There used to be a big name in radio, a guy called Paul Harvey, who would relate a story of some bizarre, usually abhorrent behavior in a foreign culture, and tag the story with the line "It's not one world." That was his code for saying white, Protestant, American culture was different and inherently better. Saner, logical, and just simply right.
In fact, it is, in so many ways, one world today. We've long lived in a universal Coca Cola and Levis world, but it goes so far beyond that now the sheer universality becomes boggling. For example:
- Eating nachos in an Irish pub in Brussels
- Watching "Jaws" on TV with Dutch subtitles
- Following up nachos in Brussels with an Asian noodle dish served by an Irish girl in Brugges, in a bar with a Hindu theme
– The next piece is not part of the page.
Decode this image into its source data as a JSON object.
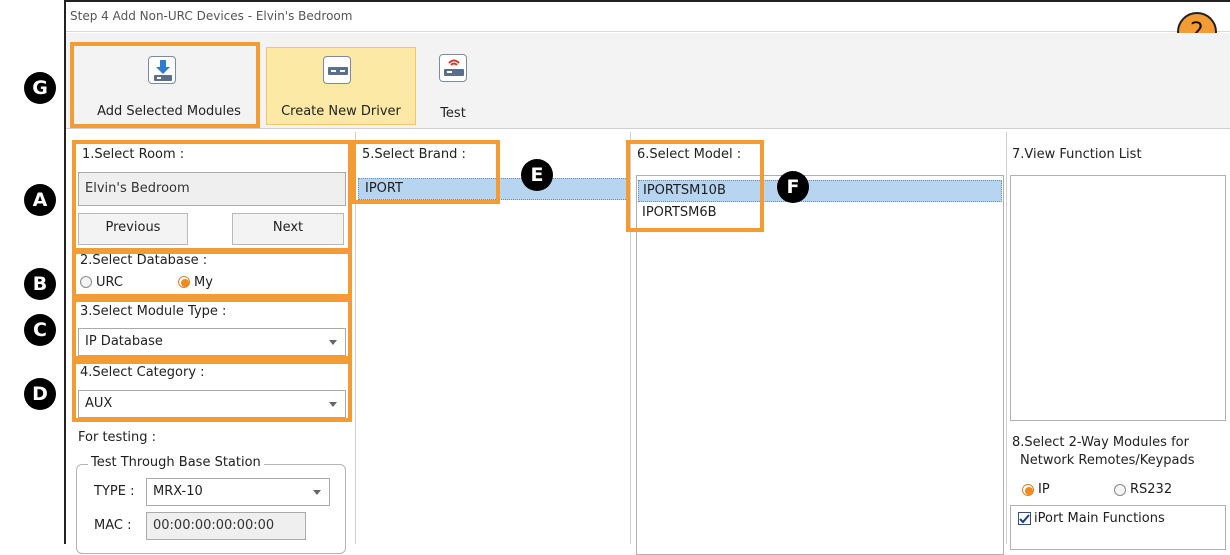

- Meeting Mohammed on the TGV, a young man with Lebanese/Greek Cypriot parents who grew up in Kuwait and completed a degree in finance at Michigan and is now in a graduate program in London, and was on his way to celebrate in Amsterdam
- Seeing little rural homes in Belgium from the train with their satellite dishes, junk cars and clutter of plastic kid's toys in the yard, and it all could have been Tennessee or Sheboygan or Fresno just the same
- College girls on the train talking about One Tree Hill and How I Met Your Mother and half a dozen other American TV shows
- European cats are just as indifferent as American cats
That said, there are lots of little things that are different in this part of Europe:
- The Red Light windows of Amsterdam as neighbors to a pre-school and a renaissance church
- People in coffeeshops rolling ginormous joints at 10am
- Everyone speaking three or four languages comfortably
- Getting a decent glass of wine for $4 everywhere
- Intelligent grafitti
- "MFA Angst!"
- "Life's what you make it!"
- "Believe life, not God"
- "You're not Icarus, you'll make it."
So in the end, it's not a matter of better or worse, it's just that it's just one world.